The First & the Last
The Claim of Jesus Christ and the Claims of Other Religious Traditions
As Christians become more engaged with the reality of religious pluralism, many find themselves torn between two goals: to be faithful to the lordship of Jesus while remaining open to the truths of other religions. This clear, cogent and challenging book offers a way out of the dilemma, maintaining the unique mediating role of Christ while acknowledging that other beliefs are part of God's grace. Essential reading for anyone concerned with inter-faith dialogue and the position of the Church today.
The God Confusion
Gary Cox, author of How to be an Existentialist, explores in a witty, yet balanced way the idea of God and the standard arguments for his existence, and he shows how all such arguments are logically incapable of moving beyond speculation to any kind of proof. Concluding that God may or may not exist and that the only credible philosophical position is agnosticism, Cox acknowledges that a commitment to live as though there is a moral God is both coherent and prudent.
Restoring the 'Lost Years' of a Social Activist and Religious Dissident
Who was Jesus? This biography draws on modern economic, forensic and psychological models, alongside ancient Roman and Jewish sources, to create a convincing portrait of an adolescent galvanized by tyranny and the displacement of the Galilean peasantry to embark on a mission of social and religious reform. It sets his teachings in their historical context, explains his healing abilities in terms of both ancient and modern medicine, and sheds new light on his betrayal and execution.
The Correspondence of Henry Edward Manning and William Ewart Gladstone
The Complete Correspondence 1833-1891 (Four volumes)
Between 1833 and 1891, Manning and Gladstone maintained a correspondence, broken significantly only for the decade from 1851 up to 1861 and from 1875 to 1882. Presented here with introductions, notes and index, the letters provide substantial insights into debates on Church-state alignments; entanglements of Anglican Old High Churchmen and Tractarians from the Oxford Movement to 1851; and relationships between Roman Catholics and the British Government over issues including Ireland, Italy and education in the later 19th century.
Faith in the Public Square
As Archbishop of Canterbury, Rowan Williams won the respect of believers and non-believers alike for his wisdom, humanity and tolerance. In this series of interlinked essays, he examines the challenges faced by Christians in a modern secular society. His lucid and penetrating analysis gets to the heart of the political, moral and economic crises of our times, shedding light on such pressing issues as multiculturalism, human rights, the environment, the role of religion in government and religious diversity.
In the Beginning: The Story of the King James Bible
and How it Changed the Nation, a Language and a Culture
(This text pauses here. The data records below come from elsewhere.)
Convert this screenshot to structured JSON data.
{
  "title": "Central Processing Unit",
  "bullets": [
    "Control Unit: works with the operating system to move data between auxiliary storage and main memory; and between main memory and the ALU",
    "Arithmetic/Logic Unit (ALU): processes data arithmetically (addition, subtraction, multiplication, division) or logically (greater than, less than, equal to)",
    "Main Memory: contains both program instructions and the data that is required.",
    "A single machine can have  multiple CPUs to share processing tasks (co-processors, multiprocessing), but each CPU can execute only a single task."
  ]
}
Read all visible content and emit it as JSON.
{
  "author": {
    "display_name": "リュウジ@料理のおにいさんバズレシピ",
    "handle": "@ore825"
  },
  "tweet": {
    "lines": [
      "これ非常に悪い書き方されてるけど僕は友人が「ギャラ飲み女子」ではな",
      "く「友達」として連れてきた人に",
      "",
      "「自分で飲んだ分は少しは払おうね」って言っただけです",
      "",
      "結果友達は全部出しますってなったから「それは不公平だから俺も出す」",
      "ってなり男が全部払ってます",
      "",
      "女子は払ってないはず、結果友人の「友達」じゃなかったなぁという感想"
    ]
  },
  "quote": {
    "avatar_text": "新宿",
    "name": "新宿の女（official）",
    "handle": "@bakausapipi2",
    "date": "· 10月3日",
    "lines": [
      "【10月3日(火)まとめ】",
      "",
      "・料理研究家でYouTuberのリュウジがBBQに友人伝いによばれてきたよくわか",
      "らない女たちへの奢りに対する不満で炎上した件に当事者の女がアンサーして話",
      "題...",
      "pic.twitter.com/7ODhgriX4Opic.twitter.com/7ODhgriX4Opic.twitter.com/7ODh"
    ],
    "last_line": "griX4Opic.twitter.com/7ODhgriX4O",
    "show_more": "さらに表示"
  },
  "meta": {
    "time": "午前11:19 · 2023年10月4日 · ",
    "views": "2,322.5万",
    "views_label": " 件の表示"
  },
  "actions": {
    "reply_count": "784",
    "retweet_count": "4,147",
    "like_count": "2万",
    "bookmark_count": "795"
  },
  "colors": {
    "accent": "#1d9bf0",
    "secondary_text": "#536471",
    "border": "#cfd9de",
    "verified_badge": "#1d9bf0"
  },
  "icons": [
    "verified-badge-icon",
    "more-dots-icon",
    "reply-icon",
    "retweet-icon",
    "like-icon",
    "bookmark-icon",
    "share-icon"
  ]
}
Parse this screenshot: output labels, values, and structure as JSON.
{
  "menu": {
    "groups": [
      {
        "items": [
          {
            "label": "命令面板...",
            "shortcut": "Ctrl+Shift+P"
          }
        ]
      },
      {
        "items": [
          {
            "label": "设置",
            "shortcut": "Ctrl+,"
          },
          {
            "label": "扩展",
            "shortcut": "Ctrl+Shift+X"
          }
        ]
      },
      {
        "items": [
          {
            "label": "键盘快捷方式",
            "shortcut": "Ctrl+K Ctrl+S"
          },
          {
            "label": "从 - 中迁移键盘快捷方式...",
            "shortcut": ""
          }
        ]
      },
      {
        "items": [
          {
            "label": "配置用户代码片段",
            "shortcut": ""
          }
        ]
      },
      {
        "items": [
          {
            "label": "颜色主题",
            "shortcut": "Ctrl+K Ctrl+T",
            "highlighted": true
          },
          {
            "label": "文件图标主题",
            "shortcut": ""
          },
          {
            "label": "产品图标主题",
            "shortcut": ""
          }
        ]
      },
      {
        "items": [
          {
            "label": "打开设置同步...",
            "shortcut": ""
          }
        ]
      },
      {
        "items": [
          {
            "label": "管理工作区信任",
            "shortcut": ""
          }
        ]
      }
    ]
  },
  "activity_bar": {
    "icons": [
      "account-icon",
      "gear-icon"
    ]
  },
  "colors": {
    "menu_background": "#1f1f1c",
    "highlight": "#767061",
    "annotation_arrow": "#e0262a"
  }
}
A landmark in the history of the English language, the translation of the Bible known as the 'Authorized Version' or 'King James Bible' has had an incalculable influence on cultural life and literature ever since it appeared in 1611. Beginning with the labyrinthine politics of Tudor and Jacobean England and a world being transformed by the new technology of printing, Alister McGrath narrates the story of the translation, why it was ordered by James I, who translated it, the problems they faced and the reception of the new Bible.